(Given information Opens)
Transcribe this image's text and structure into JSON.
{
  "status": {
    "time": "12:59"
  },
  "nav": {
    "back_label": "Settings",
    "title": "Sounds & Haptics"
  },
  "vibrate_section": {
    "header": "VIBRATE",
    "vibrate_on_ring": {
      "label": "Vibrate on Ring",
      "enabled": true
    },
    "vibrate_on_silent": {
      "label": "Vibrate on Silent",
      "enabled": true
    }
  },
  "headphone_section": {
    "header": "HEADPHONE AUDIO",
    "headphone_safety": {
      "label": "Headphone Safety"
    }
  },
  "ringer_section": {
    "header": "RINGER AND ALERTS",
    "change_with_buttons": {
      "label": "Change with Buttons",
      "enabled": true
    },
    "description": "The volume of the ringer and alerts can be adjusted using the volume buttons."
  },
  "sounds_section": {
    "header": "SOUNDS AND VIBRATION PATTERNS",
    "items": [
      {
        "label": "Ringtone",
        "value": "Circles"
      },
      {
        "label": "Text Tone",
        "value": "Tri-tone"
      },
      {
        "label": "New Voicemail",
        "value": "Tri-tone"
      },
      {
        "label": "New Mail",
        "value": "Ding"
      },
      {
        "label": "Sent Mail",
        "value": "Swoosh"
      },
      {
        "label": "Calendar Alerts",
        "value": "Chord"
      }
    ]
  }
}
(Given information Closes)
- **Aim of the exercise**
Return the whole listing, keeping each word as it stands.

- **Exercise output**
Transcribe this image's text and structure into JSON.
{
  "status": {
    "time": "12:59"
  },
  "nav": {
    "back_label": "Settings",
    "title": "Sounds & Haptics"
  },
  "vibrate_section": {
    "header": "VIBRATE",
    "vibrate_on_ring": {
      "label": "Vibrate on Ring",
      "enabled": true
    },
    "vibrate_on_silent": {
      "label": "Vibrate on Silent",
      "enabled": true
    }
  },
  "headphone_section": {
    "header": "HEADPHONE AUDIO",
    "headphone_safety": {
      "label": "Headphone Safety"
    }
  },
  "ringer_section": {
    "header": "RINGER AND ALERTS",
    "change_with_buttons": {
      "label": "Change with Buttons",
      "enabled": true
    },
    "description": "The volume of the ringer and alerts can be adjusted using the volume buttons."
  },
  "sounds_section": {
    "header": "SOUNDS AND VIBRATION PATTERNS",
    "items": [
      {
        "label": "Ringtone",
        "value": "Circles"
      },
      {
        "label": "Text Tone",
        "value": "Tri-tone"
      },
      {
        "label": "New Voicemail",
        "value": "Tri-tone"
      },
      {
        "label": "New Mail",
        "value": "Ding"
      },
      {
        "label": "Sent Mail",
        "value": "Swoosh"
      },
      {
        "label": "Calendar Alerts",
        "value": "Chord"
      }
    ]
  }
}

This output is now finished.